Chewing gum is a triple threat when it comes to belly bloat. To start, as you’re smacking your gums, you’re also swallowing a good amount of excess air that has been found to cause both abdominal pain and bloating. At the same time, this chewing mechanism signals to your body that food is coming, stimulating the production of digestive enzymes and stomach acid that will then sit there all dressed up with nowhere to go. This not only can cause bloating, but also can interfere with your ability to produce stomach acid down the line when food actually IS on its way (causing, you guessed it, more bloat). Lastly, If you’re over the age of thirteen and you’re chewing gum, chances are it’s sugar-free gum. But that sugar-free stick of entertainment keeping you focused and your hand out of the office candy jar is most likely made with something called sorbitol, a sugar-based alcohol that takes an extremely long time for your body to digest. As it sits there slowly digesting (and some of it can go completely undigested), it acts as an agent for bacteria to ferment and hydrogen gas to be produced, along with a variety of discomforts in the tummy.

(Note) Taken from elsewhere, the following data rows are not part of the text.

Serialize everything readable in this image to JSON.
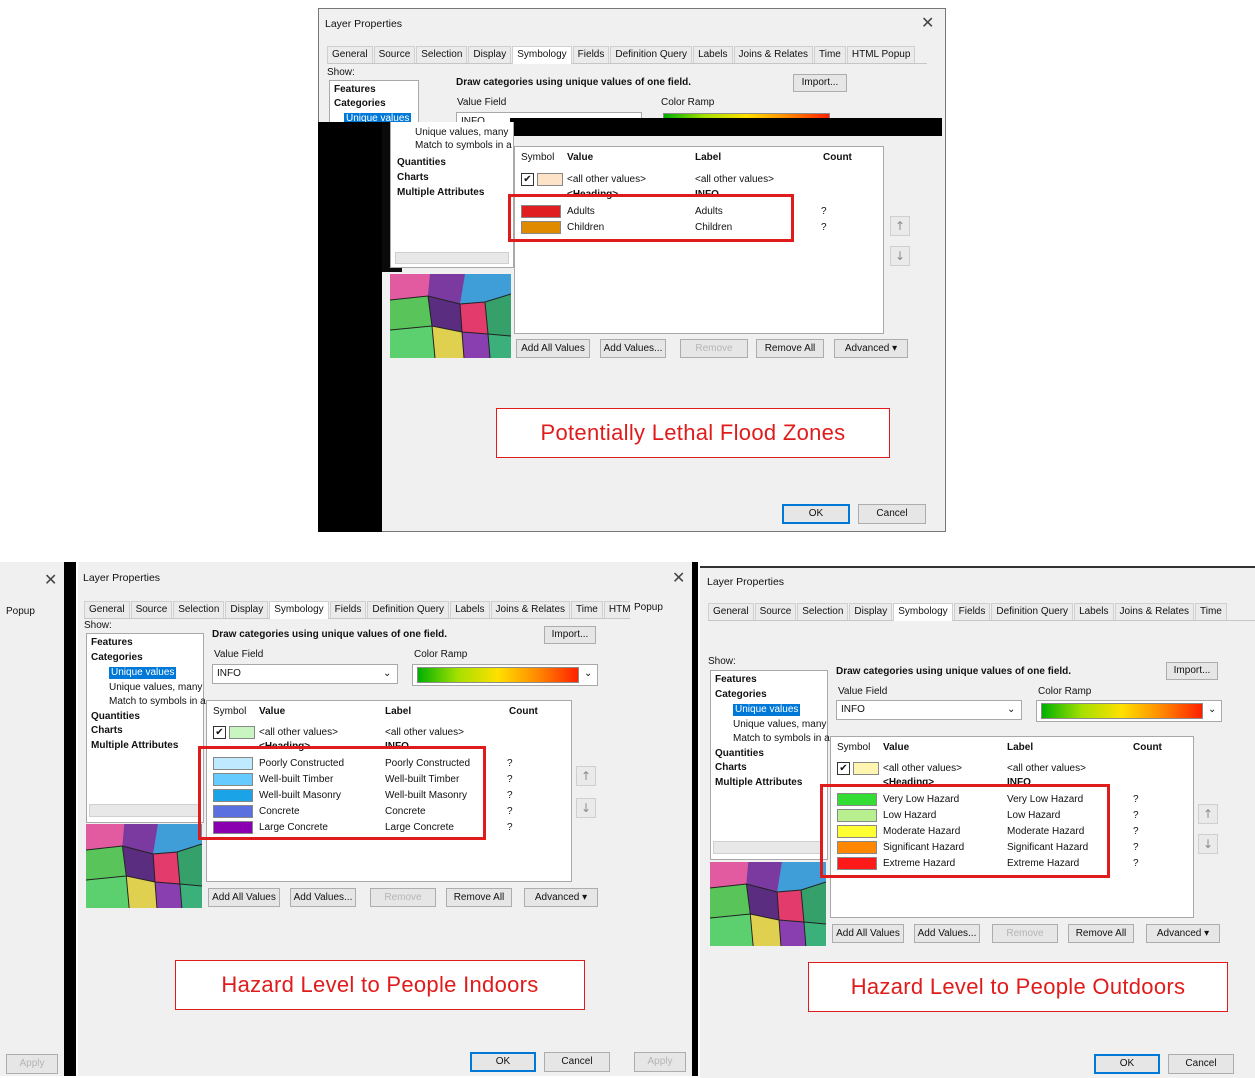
{
  "dialog": {
    "title": "Layer Properties",
    "tabs": [
      "General",
      "Source",
      "Selection",
      "Display",
      "Symbology",
      "Fields",
      "Definition Query",
      "Labels",
      "Joins & Relates",
      "Time",
      "HTML Popup"
    ],
    "show_label": "Show:",
    "tree": {
      "features": "Features",
      "categories": "Categories",
      "unique_values": "Unique values",
      "unique_values_many": "Unique values, many",
      "match_to_symbols": "Match to symbols in a",
      "quantities": "Quantities",
      "charts": "Charts",
      "multiple_attributes": "Multiple Attributes"
    },
    "heading": "Draw categories using unique values of one field.",
    "import_label": "Import...",
    "value_field_label": "Value Field",
    "value_field_value": "INFO",
    "color_ramp_label": "Color Ramp",
    "table_headers": {
      "symbol": "Symbol",
      "value": "Value",
      "label": "Label",
      "count": "Count"
    },
    "all_other_values": "<all other values>",
    "heading_row": "<Heading>",
    "heading_row_label": "INFO",
    "count_unknown": "?",
    "buttons": {
      "add_all": "Add All Values",
      "add_values": "Add Values...",
      "remove": "Remove",
      "remove_all": "Remove All",
      "advanced": "Advanced"
    },
    "ok": "OK",
    "cancel": "Cancel",
    "apply": "Apply",
    "popup": "Popup"
  },
  "panels": [
    {
      "caption": "Potentially Lethal Flood Zones",
      "rows": [
        {
          "value": "Adults",
          "label": "Adults",
          "color": "#e02020"
        },
        {
          "value": "Children",
          "label": "Children",
          "color": "#e08a00"
        }
      ]
    },
    {
      "caption": "Hazard Level to People Indoors",
      "rows": [
        {
          "value": "Poorly Constructed",
          "label": "Poorly Constructed",
          "color": "#bfe9ff"
        },
        {
          "value": "Well-built Timber",
          "label": "Well-built Timber",
          "color": "#66ccff"
        },
        {
          "value": "Well-built Masonry",
          "label": "Well-built Masonry",
          "color": "#1aa3e6"
        },
        {
          "value": "Concrete",
          "label": "Concrete",
          "color": "#5a6fe0"
        },
        {
          "value": "Large Concrete",
          "label": "Large Concrete",
          "color": "#8a00b0"
        }
      ]
    },
    {
      "caption": "Hazard Level to People Outdoors",
      "rows": [
        {
          "value": "Very Low Hazard",
          "label": "Very Low Hazard",
          "color": "#33dd33"
        },
        {
          "value": "Low Hazard",
          "label": "Low Hazard",
          "color": "#b8f090"
        },
        {
          "value": "Moderate Hazard",
          "label": "Moderate Hazard",
          "color": "#ffff33"
        },
        {
          "value": "Significant Hazard",
          "label": "Significant Hazard",
          "color": "#ff8800"
        },
        {
          "value": "Extreme Hazard",
          "label": "Extreme Hazard",
          "color": "#ff1a1a"
        }
      ]
    }
  ]
}
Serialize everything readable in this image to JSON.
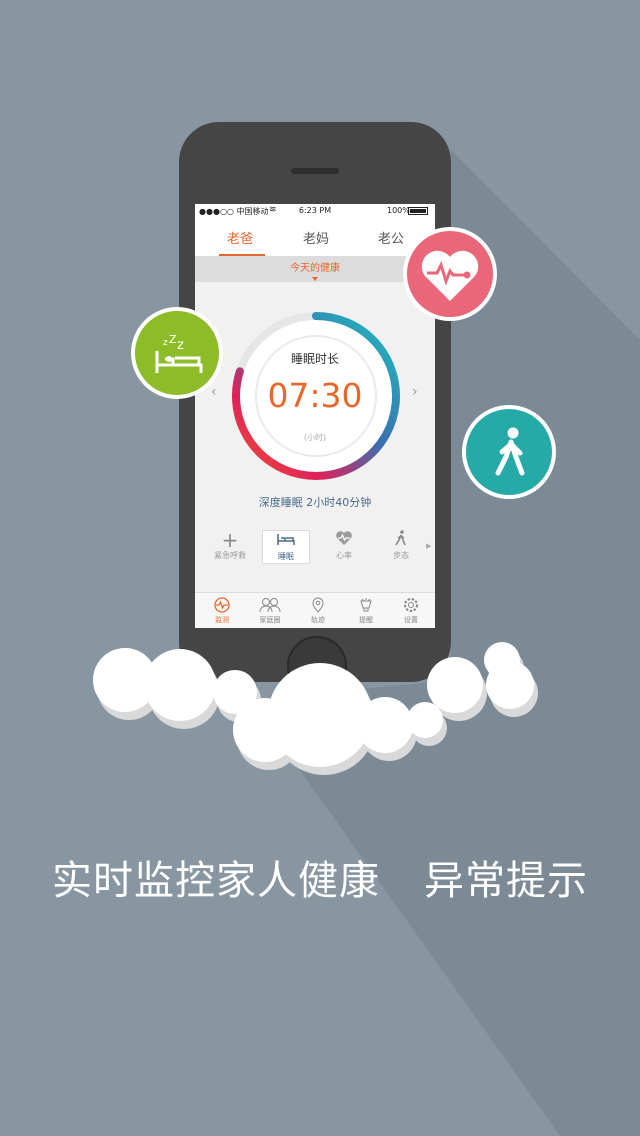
{
  "status_bar": {
    "carrier": "●●●○○ 中国移动",
    "time": "6:23 PM",
    "battery": "100%"
  },
  "tabs": [
    {
      "label": "老爸",
      "active": true
    },
    {
      "label": "老妈",
      "active": false
    },
    {
      "label": "老公",
      "active": false
    }
  ],
  "today_label": "今天的健康",
  "sleep": {
    "title": "睡眠时长",
    "value": "07:30",
    "unit": "(小时)",
    "deep_sleep": "深度睡眠 2小时40分钟",
    "progress_fraction": 0.8
  },
  "functions": [
    {
      "label": "紧急呼救",
      "icon": "plus-icon"
    },
    {
      "label": "睡眠",
      "icon": "bed-icon",
      "selected": true
    },
    {
      "label": "心率",
      "icon": "heart-rate-icon"
    },
    {
      "label": "步态",
      "icon": "walk-icon"
    }
  ],
  "bottom_nav": [
    {
      "label": "监测",
      "icon": "monitor-icon",
      "active": true
    },
    {
      "label": "家庭圈",
      "icon": "family-icon"
    },
    {
      "label": "轨迹",
      "icon": "location-icon"
    },
    {
      "label": "提醒",
      "icon": "bell-icon"
    },
    {
      "label": "设置",
      "icon": "gear-icon"
    }
  ],
  "bubbles": [
    {
      "icon": "sleep-bed-icon",
      "color": "#8cbd28"
    },
    {
      "icon": "heartbeat-icon",
      "color": "#ea6679"
    },
    {
      "icon": "walking-person-icon",
      "color": "#26aaa7"
    }
  ],
  "slogan": {
    "left": "实时监控家人健康",
    "right": "异常提示"
  },
  "colors": {
    "background": "#8896a1",
    "accent": "#e8672a",
    "sleep_green": "#8cbd28",
    "heart_red": "#ea6679",
    "walk_teal": "#26aaa7"
  }
}
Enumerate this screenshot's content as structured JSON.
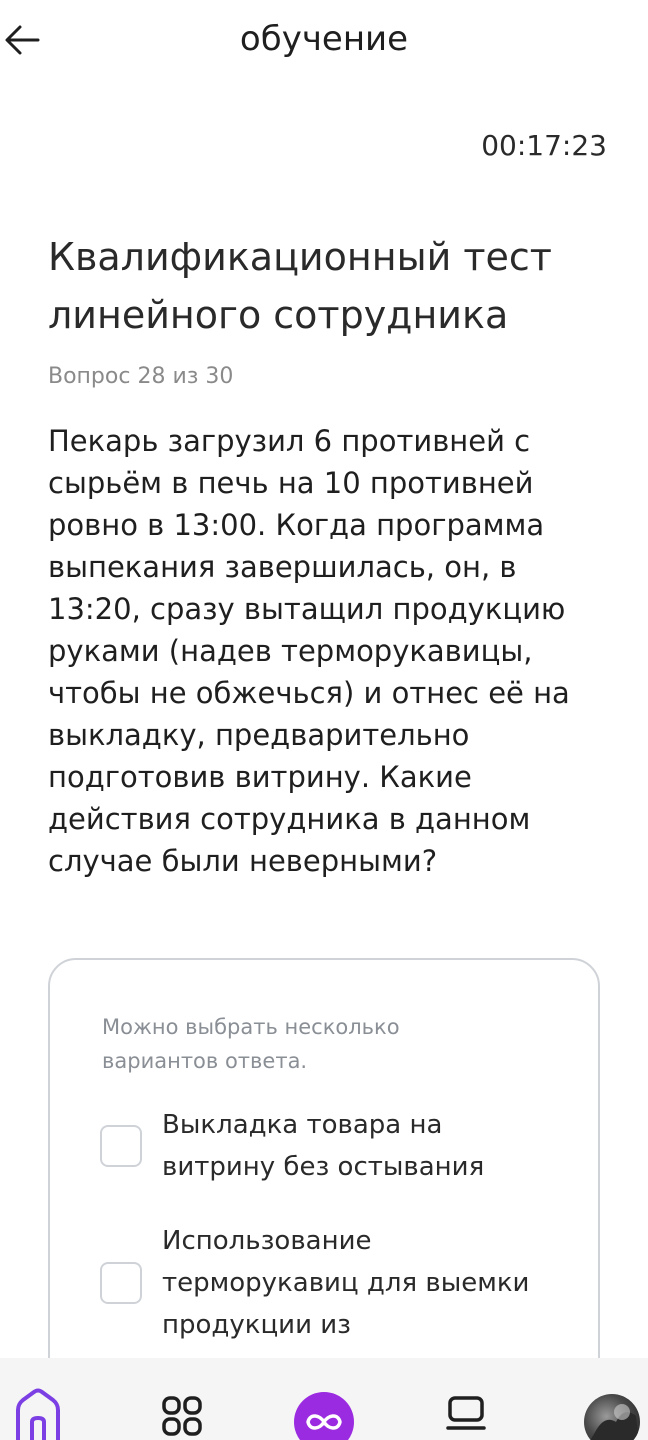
{
  "header": {
    "title": "обучение",
    "back_icon": "arrow-left-icon"
  },
  "timer": "00:17:23",
  "test": {
    "title": "Квалификационный тест линейного сотрудника",
    "counter": "Вопрос 28 из 30",
    "question": "Пекарь загрузил 6 противней с сырьём в печь на 10 противней ровно в 13:00. Когда программа выпекания завершилась, он, в 13:20, сразу вытащил продукцию руками (надев терморукавицы, чтобы не обжечься) и отнес её на выкладку, предварительно подготовив витрину. Какие действия сотрудника в данном случае были неверными?"
  },
  "answers": {
    "hint": "Можно выбрать несколько вариантов ответа.",
    "options": [
      {
        "label": "Выкладка товара на витрину без остывания",
        "checked": false
      },
      {
        "label": "Использование терморукавиц для выемки продукции из",
        "checked": false
      }
    ]
  },
  "bottom_nav": {
    "items": [
      "home-icon",
      "catalog-grid-icon",
      "infinity-center-icon",
      "courses-screen-icon",
      "profile-avatar"
    ]
  },
  "colors": {
    "accent": "#9b2be0",
    "home_active": "#7b3fe4",
    "border": "#cfd3d8",
    "muted": "#8a8a8a"
  }
}
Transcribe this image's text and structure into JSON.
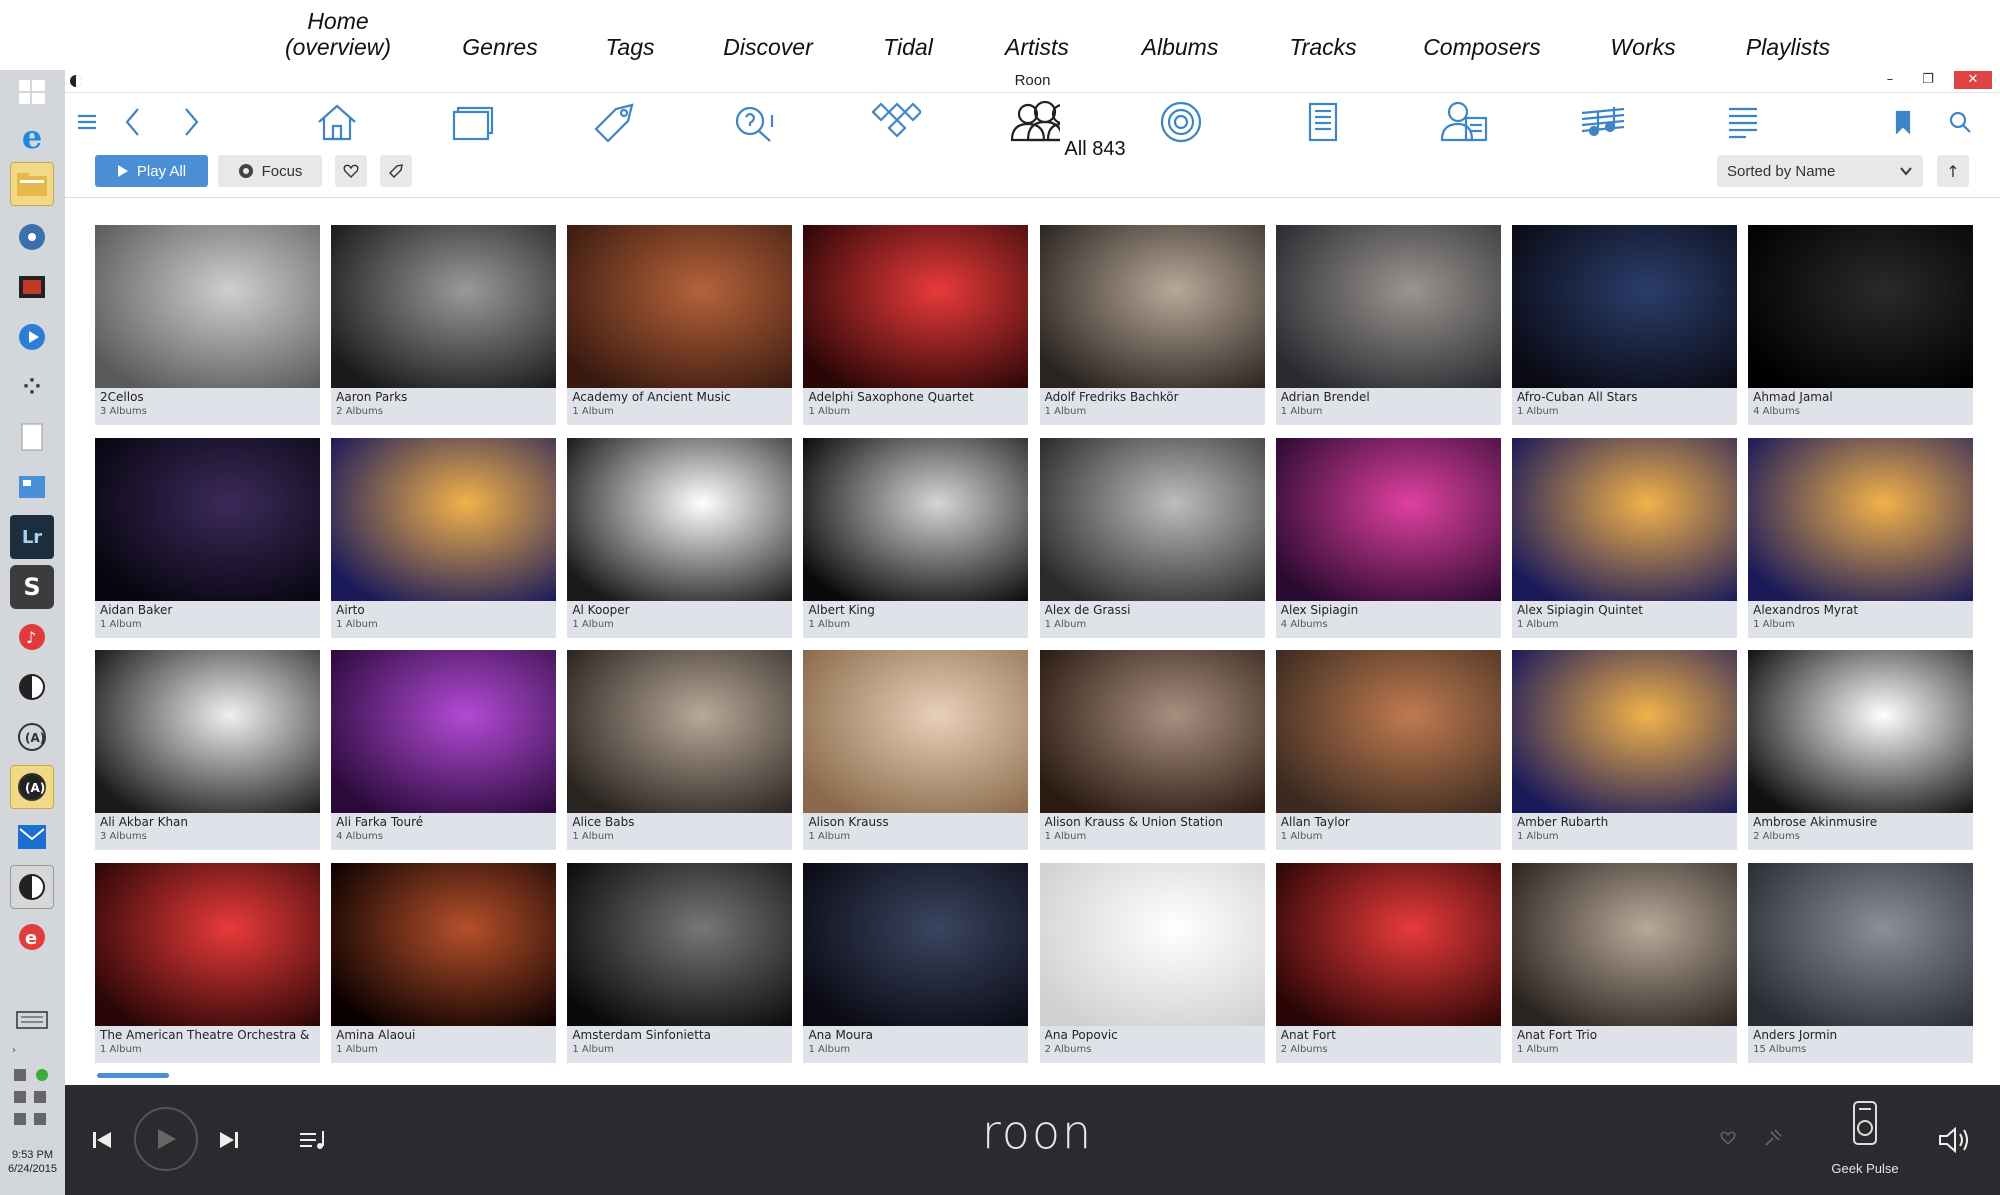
{
  "annotations": [
    "Home\n(overview)",
    "Genres",
    "Tags",
    "Discover",
    "Tidal",
    "Artists",
    "Albums",
    "Tracks",
    "Composers",
    "Works",
    "Playlists"
  ],
  "window": {
    "title": "Roon"
  },
  "header": {
    "all_count": "All 843"
  },
  "actions": {
    "play_all": "Play All",
    "focus": "Focus",
    "sort": "Sorted by Name"
  },
  "taskbar": {
    "clock_time": "9:53 PM",
    "clock_date": "6/24/2015"
  },
  "player": {
    "logo": "roon",
    "zone": "Geek Pulse"
  },
  "artists": [
    {
      "name": "2Cellos",
      "count": "3 Albums"
    },
    {
      "name": "Aaron Parks",
      "count": "2 Albums"
    },
    {
      "name": "Academy of Ancient Music",
      "count": "1 Album"
    },
    {
      "name": "Adelphi Saxophone Quartet",
      "count": "1 Album"
    },
    {
      "name": "Adolf Fredriks Bachkör",
      "count": "1 Album"
    },
    {
      "name": "Adrian Brendel",
      "count": "1 Album"
    },
    {
      "name": "Afro-Cuban All Stars",
      "count": "1 Album"
    },
    {
      "name": "Ahmad Jamal",
      "count": "4 Albums"
    },
    {
      "name": "Aidan Baker",
      "count": "1 Album"
    },
    {
      "name": "Airto",
      "count": "1 Album"
    },
    {
      "name": "Al Kooper",
      "count": "1 Album"
    },
    {
      "name": "Albert King",
      "count": "1 Album"
    },
    {
      "name": "Alex de Grassi",
      "count": "1 Album"
    },
    {
      "name": "Alex Sipiagin",
      "count": "4 Albums"
    },
    {
      "name": "Alex Sipiagin Quintet",
      "count": "1 Album"
    },
    {
      "name": "Alexandros Myrat",
      "count": "1 Album"
    },
    {
      "name": "Ali Akbar Khan",
      "count": "3 Albums"
    },
    {
      "name": "Ali Farka Touré",
      "count": "4 Albums"
    },
    {
      "name": "Alice Babs",
      "count": "1 Album"
    },
    {
      "name": "Alison Krauss",
      "count": "1 Album"
    },
    {
      "name": "Alison Krauss & Union Station",
      "count": "1 Album"
    },
    {
      "name": "Allan Taylor",
      "count": "1 Album"
    },
    {
      "name": "Amber Rubarth",
      "count": "1 Album"
    },
    {
      "name": "Ambrose Akinmusire",
      "count": "2 Albums"
    },
    {
      "name": "The American Theatre Orchestra &",
      "count": "1 Album"
    },
    {
      "name": "Amina Alaoui",
      "count": "1 Album"
    },
    {
      "name": "Amsterdam Sinfonietta",
      "count": "1 Album"
    },
    {
      "name": "Ana Moura",
      "count": "1 Album"
    },
    {
      "name": "Ana Popovic",
      "count": "2 Albums"
    },
    {
      "name": "Anat Fort",
      "count": "2 Albums"
    },
    {
      "name": "Anat Fort Trio",
      "count": "1 Album"
    },
    {
      "name": "Anders Jormin",
      "count": "15 Albums"
    }
  ]
}
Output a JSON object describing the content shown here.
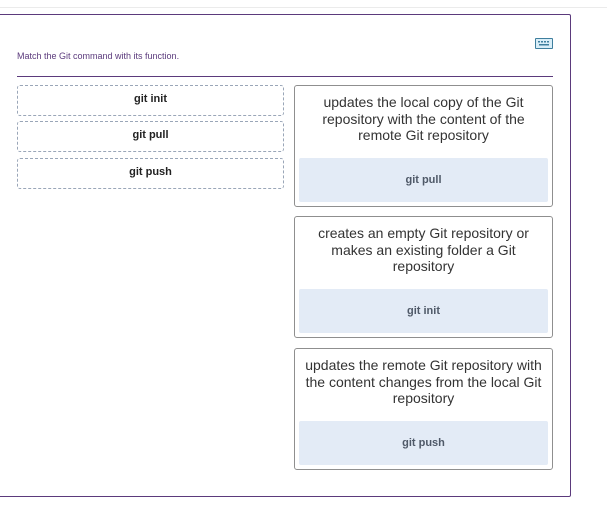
{
  "instructions": "Match the Git command with its function.",
  "icons": {
    "keyboard": "keyboard-icon"
  },
  "colors": {
    "accent": "#5b3a7c",
    "drop_zone": "#e3ebf6"
  },
  "sources": [
    {
      "label": "git init"
    },
    {
      "label": "git pull"
    },
    {
      "label": "git push"
    }
  ],
  "targets": [
    {
      "description": "updates the local copy of the Git repository with the content of the remote Git repository",
      "answer": "git pull"
    },
    {
      "description": "creates an empty Git repository or makes an existing folder a Git repository",
      "answer": "git init"
    },
    {
      "description": "updates the remote Git repository with the content changes from the local Git repository",
      "answer": "git push"
    }
  ]
}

Okay, maybe not the healthiest on the list, but most likely something you enjoy every single day. Coffee can overexcite the digestive tract and cause spasms in the bowel that lead to belly bloat. Also, because coffee is highly acidic, it can cause inflammation in the stomach lining (or, if we’re technical about it, gastritis), which aggravates the stomach. Side note: These symptoms can be caused by coffee alone. Don’t even get us started on the cream, syrups, and sugars that you might mix in your mug.